Problem to work on
Check each line of the material below for "JSON". Report how many have it, with no other words.

---

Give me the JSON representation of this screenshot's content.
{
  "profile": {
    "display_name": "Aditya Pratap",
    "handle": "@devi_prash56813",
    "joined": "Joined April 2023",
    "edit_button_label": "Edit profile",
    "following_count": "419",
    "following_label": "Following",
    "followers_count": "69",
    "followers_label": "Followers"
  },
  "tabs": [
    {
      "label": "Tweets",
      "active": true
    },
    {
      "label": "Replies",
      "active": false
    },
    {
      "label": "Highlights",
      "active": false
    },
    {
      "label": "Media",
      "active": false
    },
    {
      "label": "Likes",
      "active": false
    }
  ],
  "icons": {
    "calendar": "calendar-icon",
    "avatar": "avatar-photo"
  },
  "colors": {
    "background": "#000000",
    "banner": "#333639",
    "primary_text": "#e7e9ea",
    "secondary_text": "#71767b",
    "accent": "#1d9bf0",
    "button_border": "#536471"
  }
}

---

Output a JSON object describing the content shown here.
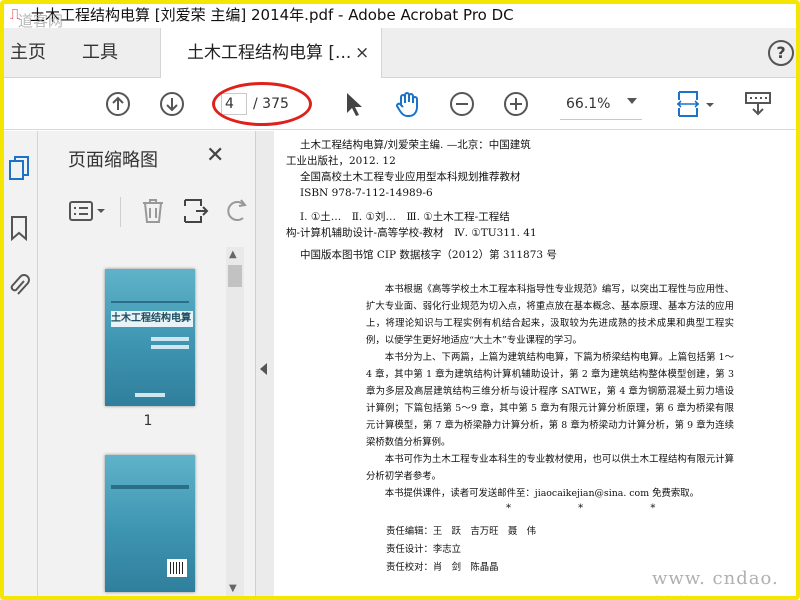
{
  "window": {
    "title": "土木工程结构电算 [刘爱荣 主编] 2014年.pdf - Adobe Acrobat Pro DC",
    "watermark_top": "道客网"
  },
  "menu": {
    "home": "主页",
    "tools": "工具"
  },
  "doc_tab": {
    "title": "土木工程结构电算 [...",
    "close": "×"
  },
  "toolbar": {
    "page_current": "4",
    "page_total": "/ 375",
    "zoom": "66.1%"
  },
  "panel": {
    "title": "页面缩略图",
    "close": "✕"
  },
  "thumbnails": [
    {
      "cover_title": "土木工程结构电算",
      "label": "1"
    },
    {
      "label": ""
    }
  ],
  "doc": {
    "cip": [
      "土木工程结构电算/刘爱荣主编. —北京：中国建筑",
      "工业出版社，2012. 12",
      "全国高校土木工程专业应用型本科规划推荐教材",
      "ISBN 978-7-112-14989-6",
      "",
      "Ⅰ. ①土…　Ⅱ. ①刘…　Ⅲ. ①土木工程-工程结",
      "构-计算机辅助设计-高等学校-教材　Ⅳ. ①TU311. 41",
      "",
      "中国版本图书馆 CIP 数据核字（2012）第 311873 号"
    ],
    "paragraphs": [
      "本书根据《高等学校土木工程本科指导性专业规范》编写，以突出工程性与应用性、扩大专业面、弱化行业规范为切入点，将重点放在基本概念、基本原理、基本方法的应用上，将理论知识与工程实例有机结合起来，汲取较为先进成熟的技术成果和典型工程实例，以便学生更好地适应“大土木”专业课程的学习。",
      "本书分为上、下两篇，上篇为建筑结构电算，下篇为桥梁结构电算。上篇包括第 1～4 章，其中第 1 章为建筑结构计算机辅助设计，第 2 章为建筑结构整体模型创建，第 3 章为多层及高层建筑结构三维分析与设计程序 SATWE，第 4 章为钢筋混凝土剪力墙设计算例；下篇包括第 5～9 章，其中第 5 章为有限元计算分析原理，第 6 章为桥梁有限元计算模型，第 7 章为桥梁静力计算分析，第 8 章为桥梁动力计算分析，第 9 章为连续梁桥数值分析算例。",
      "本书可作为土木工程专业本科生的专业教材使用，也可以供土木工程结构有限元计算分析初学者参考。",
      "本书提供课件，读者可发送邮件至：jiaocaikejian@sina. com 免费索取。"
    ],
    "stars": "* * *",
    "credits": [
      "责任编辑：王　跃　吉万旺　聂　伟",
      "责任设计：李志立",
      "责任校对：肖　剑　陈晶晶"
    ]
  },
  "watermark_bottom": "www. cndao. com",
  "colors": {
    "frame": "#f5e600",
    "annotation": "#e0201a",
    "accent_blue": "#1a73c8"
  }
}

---

Task result
2